Paper and Pencil Exams

 

AP sends an email to the AP coordinator when their exams have shipped. That email provides tracking information so coordinators can check exact status of the shipment. An email is also sent when the exam shipment has been delivered.

Fees and Payment

 

No. The exam fees are unchanged since they were first announced.

Yes. Any state-provided subsidies apply to digital exams just as they do to paper and pencil exams.

June 25 remains the postmark deadline for AP Exam payment. The invoice will be generated at the end of Administration 3 and will reflect exam fees for students who are scheduled for makeup testing after Administration 3. If students don’t ultimately test, your school will receive an updated invoice reflecting fewer taken exams and AP will issue and mail a refund if necessary. Please verify the billing contact listed in AP Registration and Ordering is up to date.

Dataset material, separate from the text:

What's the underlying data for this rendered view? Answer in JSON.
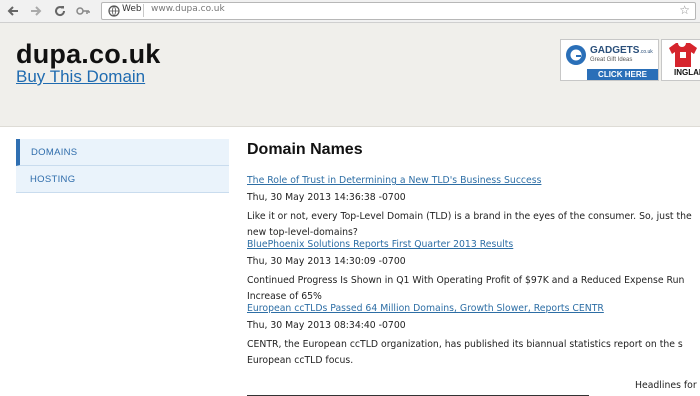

Your invoice is directly generated by AP Registration and Ordering using the information from your exam order and emailed to you at the end of Administration 3. This invoice will include exam fees for students who were scheduled for Administration 3 exams and students who are scheduled for makeup testing after Administration 3. Be sure to indicate all known unused paper exams, Chinese and Japanese exams, and Art and Design portfolios and request any late order fee waivers before your invoice is generated. Unused Administration 2 digital exams will automatically be reflected in AP Registration and Ordering in early-to-mid June, before invoices are sent to schools.

Unused Administration 3 digital exams will be reflected in AP Registration and Ordering in late June. Payment must still be postmarked by June 25. If any students didn’t test during Administration 3, an updated invoice will be generated for your school. For any overpayments resulting in a refund, AP will issue and mail a refund check to your school. Please verify the billing contact listed in AP Registration and Ordering is up to date.

Your invoice is directly generated by AP Registration and Ordering using the information from your exam order and emailed to you at the end of Administration 3. This invoice will include exam fees for students who were scheduled for Administration 3 exams and students who are scheduled for makeup testing after Administration 3. Be sure to indicate all known unused paper exams, Chinese and Japanese exams, and Art and Design portfolios and request any late order fee waivers before your invoice is generated. Unused Administration 2 digital exams will automatically be reflected in AP Registration and Ordering in early-to-mid June, before invoices are sent to schools.